• Task description
Output the data below exactly.

• Source data
──────────

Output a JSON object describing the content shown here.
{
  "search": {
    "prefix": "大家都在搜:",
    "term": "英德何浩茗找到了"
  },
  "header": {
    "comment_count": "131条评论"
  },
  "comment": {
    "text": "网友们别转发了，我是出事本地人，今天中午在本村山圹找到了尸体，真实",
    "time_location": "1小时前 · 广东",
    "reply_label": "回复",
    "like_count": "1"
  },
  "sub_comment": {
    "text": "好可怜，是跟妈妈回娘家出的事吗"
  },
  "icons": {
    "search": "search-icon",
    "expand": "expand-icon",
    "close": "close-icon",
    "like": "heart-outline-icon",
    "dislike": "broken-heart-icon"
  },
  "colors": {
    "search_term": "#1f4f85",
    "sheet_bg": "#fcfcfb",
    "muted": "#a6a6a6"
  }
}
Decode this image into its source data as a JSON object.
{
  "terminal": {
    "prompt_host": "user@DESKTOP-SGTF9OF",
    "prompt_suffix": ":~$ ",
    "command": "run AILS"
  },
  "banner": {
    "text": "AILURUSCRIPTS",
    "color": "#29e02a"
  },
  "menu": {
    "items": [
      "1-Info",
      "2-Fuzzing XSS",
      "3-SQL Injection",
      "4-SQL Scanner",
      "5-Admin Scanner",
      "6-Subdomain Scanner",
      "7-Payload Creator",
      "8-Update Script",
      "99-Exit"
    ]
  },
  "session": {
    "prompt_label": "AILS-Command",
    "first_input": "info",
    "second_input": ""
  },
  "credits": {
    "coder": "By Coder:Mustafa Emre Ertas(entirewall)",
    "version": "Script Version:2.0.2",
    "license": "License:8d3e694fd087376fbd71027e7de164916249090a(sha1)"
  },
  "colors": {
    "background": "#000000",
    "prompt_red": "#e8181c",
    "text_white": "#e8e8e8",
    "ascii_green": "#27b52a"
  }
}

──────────

• Solution to this exercise
Output a JSON object describing the content shown here.
{
  "search": {
    "prefix": "大家都在搜:",
    "term": "英德何浩茗找到了"
  },
  "header": {
    "comment_count": "131条评论"
  },
  "comment": {
    "text": "网友们别转发了，我是出事本地人，今天中午在本村山圹找到了尸体，真实",
    "time_location": "1小时前 · 广东",
    "reply_label": "回复",
    "like_count": "1"
  },
  "sub_comment": {
    "text": "好可怜，是跟妈妈回娘家出的事吗"
  },
  "icons": {
    "search": "search-icon",
    "expand": "expand-icon",
    "close": "close-icon",
    "like": "heart-outline-icon",
    "dislike": "broken-heart-icon"
  },
  "colors": {
    "search_term": "#1f4f85",
    "sheet_bg": "#fcfcfb",
    "muted": "#a6a6a6"
  }
}
Decode this image into its source data as a JSON object.
{
  "terminal": {
    "prompt_host": "user@DESKTOP-SGTF9OF",
    "prompt_suffix": ":~$ ",
    "command": "run AILS"
  },
  "banner": {
    "text": "AILURUSCRIPTS",
    "color": "#29e02a"
  },
  "menu": {
    "items": [
      "1-Info",
      "2-Fuzzing XSS",
      "3-SQL Injection",
      "4-SQL Scanner",
      "5-Admin Scanner",
      "6-Subdomain Scanner",
      "7-Payload Creator",
      "8-Update Script",
      "99-Exit"
    ]
  },
  "session": {
    "prompt_label": "AILS-Command",
    "first_input": "info",
    "second_input": ""
  },
  "credits": {
    "coder": "By Coder:Mustafa Emre Ertas(entirewall)",
    "version": "Script Version:2.0.2",
    "license": "License:8d3e694fd087376fbd71027e7de164916249090a(sha1)"
  },
  "colors": {
    "background": "#000000",
    "prompt_red": "#e8181c",
    "text_white": "#e8e8e8",
    "ascii_green": "#27b52a"
  }
}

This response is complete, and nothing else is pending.